● **Task details**:
Identify and copy all lines of the material where the string "JSON" is found.

● **Recorded data**:
☆ ☆ ☆ ☆ ☆ ☆ ☆

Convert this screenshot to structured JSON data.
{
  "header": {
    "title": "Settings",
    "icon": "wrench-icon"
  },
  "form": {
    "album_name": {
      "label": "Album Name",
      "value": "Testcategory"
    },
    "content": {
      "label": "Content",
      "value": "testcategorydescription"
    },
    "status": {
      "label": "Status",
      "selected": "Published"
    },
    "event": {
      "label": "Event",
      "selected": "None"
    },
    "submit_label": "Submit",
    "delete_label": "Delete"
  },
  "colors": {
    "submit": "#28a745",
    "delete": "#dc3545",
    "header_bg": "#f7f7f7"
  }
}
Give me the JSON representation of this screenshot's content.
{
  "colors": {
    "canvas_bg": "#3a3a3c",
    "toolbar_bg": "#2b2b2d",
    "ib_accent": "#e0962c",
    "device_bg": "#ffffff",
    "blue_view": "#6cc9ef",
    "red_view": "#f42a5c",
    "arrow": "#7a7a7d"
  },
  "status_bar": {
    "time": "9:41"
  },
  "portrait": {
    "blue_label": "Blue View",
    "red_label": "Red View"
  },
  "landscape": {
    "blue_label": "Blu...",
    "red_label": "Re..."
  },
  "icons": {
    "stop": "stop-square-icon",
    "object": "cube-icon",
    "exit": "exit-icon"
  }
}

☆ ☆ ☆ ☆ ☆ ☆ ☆

● **Response box**:
Convert this screenshot to structured JSON data.
Give me the JSON representation of this screenshot's content.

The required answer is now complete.